Cantil-Sakauye told CALmatters she re-registered as an unaffiliated voter shortly after the hearings. "You can draw your own conclusions," she told CALmatters.

Cantil-Sakauye became a judge nearly 30 years ago, and rose to chief justice of the state Supreme Court in 2011. She discussed the decision to leave the Republican Party with her husband and friends, and decided it was the right move for her. "I've been thinking about it for some time," she said. Her advisers told her, "You didn't leave the party. The party left you.”

Cantil-Sakuye also cited her displeasure with the direction of the GOP in her home state of California. "I felt compelled to make a choice now. It better suits what I do and how I approach issues," Cantil-Sakauye said, according to NBC News.

California's state supreme court chief justice is only the latest high-profile Republican to renounce their party membership — from former Florida representative and now talkshow host Joe Scarborough to conservative writer Max Boot.

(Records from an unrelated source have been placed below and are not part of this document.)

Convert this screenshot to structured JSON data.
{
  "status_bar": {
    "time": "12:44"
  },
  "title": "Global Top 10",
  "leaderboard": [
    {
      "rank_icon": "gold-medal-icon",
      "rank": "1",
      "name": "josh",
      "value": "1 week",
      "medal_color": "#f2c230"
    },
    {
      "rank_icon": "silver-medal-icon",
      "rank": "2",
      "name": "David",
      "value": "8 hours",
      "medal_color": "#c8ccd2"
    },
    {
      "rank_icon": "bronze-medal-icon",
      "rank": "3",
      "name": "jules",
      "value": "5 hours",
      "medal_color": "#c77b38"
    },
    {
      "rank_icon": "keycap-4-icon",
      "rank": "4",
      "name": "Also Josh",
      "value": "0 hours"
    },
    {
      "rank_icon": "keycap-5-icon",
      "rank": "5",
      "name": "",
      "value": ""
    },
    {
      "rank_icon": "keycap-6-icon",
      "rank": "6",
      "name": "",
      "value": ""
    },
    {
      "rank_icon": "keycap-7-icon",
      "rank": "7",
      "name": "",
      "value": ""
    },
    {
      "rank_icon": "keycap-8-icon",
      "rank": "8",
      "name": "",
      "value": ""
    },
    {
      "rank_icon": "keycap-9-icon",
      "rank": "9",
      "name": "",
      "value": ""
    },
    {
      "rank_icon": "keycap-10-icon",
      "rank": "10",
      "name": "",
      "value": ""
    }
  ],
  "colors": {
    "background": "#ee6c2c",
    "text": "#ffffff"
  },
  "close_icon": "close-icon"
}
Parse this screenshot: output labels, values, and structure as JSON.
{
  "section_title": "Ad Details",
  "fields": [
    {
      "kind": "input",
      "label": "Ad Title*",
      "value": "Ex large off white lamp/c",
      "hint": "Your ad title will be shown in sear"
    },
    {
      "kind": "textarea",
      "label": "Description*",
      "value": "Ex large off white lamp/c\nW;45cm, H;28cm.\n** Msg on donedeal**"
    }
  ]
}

Cantil-Sakuye said she had been considering leaving the party for two years. "I've been a Republican since I was 18. And I never really gave it a great deal of thought, because always there has been a give and take on both sides," Cantil-Sakuye told The Washington Post. "Nothing beyond the normal give and take of the heat of politics."

She saw "a certain amount of polarization [in politics] that doesn't reflect who I am as a person and the values I have as a person," Cantil-Sakuye told The Washington Post.

The confirmation of Kavanaugh to the Supreme Court came after an accusation by Christine Blasey Ford that she was assaulted by Kavanaugh when they were both teenagers. Kavanaugh denied her accusation in statement to The Washington Post and in his testimony to the Senate Judiciary Committee. The Associated Press reported that at least 20.4 million people watched the Kavanaugh hearing on ABC, CBS, NBC, CNN, Fox News Channel, and MSNBC, but that total didn't include viewers on PBS, C-SPAN and the Fox Business Network. Cantil-Sakuye was one of those viewers.

"I saw the hearings not as a chief justice, but I saw it as a mother of two young women. And I was greatly disturbed by the process," Cantil-Sakauye told The Washington Post. "It was partisan. It was the tone. It was hiring a woman to place questions to another woman. It was the atmosphere, the timing."

She told the newspaper that she changed her party registration the night of the hearing and also updated her official online bio. "In the 28 years that I've been on the bench, my party has been referred to but it’s never been a factor," she told the Post. "I had completely forgotten about it."